Left: Cai Guo-Qiang and Sheikha Al-Mayassa bint Hamad bin Khalifa Al-Thani. Right: Artist Dia Azzawi and Sheikh Hassan bin Mohamed bin Ali Al Thani, founder of Mathaf.

We finally made our way to the “unofficial” afterparty at the W Hotel’s Wahm lounge, passing dark Oriental rooms defined by elaborately perforated screens, through which mingled shisha smoke and an excellent mix of chilled funk, electronica, and a few remixed Arabic classics. By that time, our intimate group was populated mostly by Mathaf staff members and visitors from the UAE. Art Dubai’s Antonia Carver chatted with Jack Persekian in a dark corner. The Gulf crowd is tight, and Carver, who came to organize the Global Art Forum with the Qataris, paid her respects: “They have a very professional and thorough approach; it is not just about budget—although that doesn’t hurt.” Before long her colleague Farah Atoui and artist Abbas Akhavan were engaged in an impassioned discussion about the foibles of the protest against Persekian’s dismissal from the Sharjah Biennial. By the time we left the hours were long past wee, but there seemed to be no end in sight.
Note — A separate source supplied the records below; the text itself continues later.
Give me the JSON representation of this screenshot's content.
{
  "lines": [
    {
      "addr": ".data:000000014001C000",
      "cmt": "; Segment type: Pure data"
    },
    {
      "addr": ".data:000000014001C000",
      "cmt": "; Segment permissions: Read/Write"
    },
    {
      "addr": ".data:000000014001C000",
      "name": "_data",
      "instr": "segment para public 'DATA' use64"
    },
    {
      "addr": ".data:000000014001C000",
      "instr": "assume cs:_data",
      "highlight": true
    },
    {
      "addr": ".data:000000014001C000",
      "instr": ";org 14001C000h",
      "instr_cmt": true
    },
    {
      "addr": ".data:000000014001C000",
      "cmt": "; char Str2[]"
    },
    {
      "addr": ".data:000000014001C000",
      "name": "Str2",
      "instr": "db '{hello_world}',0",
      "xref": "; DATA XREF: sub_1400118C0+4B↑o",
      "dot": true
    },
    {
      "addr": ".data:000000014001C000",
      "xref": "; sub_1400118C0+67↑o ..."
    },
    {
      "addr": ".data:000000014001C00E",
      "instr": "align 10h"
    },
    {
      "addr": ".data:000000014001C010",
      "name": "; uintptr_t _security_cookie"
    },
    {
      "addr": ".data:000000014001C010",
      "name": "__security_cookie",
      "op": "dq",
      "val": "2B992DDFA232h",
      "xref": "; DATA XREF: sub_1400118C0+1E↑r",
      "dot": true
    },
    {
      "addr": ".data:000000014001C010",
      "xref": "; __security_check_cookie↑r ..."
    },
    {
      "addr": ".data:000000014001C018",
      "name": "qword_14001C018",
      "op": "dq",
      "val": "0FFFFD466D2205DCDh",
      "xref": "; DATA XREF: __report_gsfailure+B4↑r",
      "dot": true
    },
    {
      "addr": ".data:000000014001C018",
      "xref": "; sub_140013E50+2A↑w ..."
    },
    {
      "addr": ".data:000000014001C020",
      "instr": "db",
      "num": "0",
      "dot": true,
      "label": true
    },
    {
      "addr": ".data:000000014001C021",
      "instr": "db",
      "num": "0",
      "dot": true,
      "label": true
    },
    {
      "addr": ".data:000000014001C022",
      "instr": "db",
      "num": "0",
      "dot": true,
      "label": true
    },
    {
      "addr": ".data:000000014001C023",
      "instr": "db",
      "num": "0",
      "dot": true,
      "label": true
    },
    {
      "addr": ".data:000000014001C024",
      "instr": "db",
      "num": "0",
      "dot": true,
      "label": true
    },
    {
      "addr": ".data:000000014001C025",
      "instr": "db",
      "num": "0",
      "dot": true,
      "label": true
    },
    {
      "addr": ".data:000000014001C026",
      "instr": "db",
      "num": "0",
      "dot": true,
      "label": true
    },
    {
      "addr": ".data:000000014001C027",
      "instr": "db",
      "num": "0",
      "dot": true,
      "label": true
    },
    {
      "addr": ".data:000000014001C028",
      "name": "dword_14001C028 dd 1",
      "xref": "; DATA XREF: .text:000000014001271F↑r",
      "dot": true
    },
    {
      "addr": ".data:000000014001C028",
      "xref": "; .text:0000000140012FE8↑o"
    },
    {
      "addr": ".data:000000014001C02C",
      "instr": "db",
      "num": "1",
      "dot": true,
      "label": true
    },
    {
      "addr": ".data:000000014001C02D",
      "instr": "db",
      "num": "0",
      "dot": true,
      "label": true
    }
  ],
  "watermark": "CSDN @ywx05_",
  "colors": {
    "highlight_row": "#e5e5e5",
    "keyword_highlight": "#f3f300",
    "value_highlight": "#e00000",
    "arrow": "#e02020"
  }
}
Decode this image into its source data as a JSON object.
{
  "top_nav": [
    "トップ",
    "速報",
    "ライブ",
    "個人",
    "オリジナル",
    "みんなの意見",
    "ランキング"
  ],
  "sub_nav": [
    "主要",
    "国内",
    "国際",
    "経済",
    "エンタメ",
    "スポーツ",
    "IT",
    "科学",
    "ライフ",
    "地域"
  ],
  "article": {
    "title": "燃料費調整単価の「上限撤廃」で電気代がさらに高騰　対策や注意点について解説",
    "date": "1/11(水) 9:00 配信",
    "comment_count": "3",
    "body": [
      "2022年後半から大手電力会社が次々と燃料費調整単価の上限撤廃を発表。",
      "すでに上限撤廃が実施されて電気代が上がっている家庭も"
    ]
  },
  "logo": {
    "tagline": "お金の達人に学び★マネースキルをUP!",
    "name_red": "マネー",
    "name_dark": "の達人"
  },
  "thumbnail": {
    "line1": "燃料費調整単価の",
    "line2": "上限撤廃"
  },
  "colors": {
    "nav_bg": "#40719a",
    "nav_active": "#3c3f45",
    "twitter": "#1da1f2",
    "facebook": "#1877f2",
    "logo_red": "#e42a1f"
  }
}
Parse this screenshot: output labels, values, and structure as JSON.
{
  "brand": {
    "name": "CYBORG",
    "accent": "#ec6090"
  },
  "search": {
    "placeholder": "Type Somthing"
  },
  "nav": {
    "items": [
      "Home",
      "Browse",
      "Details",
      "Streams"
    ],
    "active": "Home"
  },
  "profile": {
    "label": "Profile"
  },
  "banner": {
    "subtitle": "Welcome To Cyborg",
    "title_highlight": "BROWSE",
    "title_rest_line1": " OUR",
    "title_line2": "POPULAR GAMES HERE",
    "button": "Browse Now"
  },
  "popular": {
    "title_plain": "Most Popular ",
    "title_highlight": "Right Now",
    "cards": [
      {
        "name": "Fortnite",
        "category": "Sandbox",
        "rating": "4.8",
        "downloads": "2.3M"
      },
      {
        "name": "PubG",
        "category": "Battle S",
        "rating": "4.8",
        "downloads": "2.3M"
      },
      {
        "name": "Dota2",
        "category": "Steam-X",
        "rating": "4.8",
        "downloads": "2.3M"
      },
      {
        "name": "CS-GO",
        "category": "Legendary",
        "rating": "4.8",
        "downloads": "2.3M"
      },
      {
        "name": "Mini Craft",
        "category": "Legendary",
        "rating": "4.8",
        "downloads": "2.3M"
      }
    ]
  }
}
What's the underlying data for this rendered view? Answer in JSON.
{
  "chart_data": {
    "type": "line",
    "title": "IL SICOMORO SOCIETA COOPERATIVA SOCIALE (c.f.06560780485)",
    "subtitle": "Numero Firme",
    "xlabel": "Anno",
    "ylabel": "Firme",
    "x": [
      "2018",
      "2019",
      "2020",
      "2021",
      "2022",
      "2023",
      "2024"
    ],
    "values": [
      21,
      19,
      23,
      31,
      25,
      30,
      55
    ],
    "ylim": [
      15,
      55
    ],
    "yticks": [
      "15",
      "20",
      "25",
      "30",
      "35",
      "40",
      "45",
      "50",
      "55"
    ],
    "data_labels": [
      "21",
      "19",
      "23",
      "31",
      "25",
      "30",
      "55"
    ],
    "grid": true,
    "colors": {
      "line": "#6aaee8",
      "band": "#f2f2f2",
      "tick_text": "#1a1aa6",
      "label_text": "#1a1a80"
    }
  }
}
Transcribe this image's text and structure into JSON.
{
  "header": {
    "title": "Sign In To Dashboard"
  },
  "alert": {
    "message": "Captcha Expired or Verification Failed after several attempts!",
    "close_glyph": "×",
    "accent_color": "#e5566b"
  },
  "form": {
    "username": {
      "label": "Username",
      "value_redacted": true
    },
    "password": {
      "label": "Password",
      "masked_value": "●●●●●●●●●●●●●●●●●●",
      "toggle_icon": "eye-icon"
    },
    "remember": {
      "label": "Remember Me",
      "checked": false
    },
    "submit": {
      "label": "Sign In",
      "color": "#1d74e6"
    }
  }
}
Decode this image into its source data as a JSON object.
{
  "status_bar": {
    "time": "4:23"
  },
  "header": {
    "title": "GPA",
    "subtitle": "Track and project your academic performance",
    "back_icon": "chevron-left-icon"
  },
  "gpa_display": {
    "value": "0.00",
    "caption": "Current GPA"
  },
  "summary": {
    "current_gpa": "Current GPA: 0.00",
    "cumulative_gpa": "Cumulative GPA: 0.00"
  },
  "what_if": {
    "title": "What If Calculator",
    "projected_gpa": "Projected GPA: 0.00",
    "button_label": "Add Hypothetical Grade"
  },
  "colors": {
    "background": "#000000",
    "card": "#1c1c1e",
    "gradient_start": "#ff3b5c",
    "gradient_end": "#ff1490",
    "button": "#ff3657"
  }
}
The next day brought the much-anticipated “Black Ceremony,” where 8,300 rounds of explosives would form smoky compositions in the desert. While VIPs filed into a white viewing tent near the museum, our entourage of mostly journalists moved on to the front line, where a carpeted stage was set up with black, thronelike chairs for the royal family, which remained empty. Sheikha Al Mayassa showed up with her husband and children, and hung out with Roger Mandle, chief officer for museums at the Qatar Museums Authority, and a few other dignitaries on the stage, which was soon invaded by TV cameras and general confusion, despite weak appeals for order over the loudspeaker. It truly felt like we were in a quaint fairy-tale Bedouin kingdom from a mythological time. A military platoon sporting purple camouflage had been mobilized for the occasion, as well as a few imported Chinese specialists, which seemed right since they invented the stuff. Everyone got earplugs, and when the rounds began to fire—what looked like a flock of birds in triangular formation, black and yellow gyrating smoke rings, a giant red-hot fireball that was felt as much as seen, a wondrous multicolor rainbow—I was quite happy to see, but not hear, the show.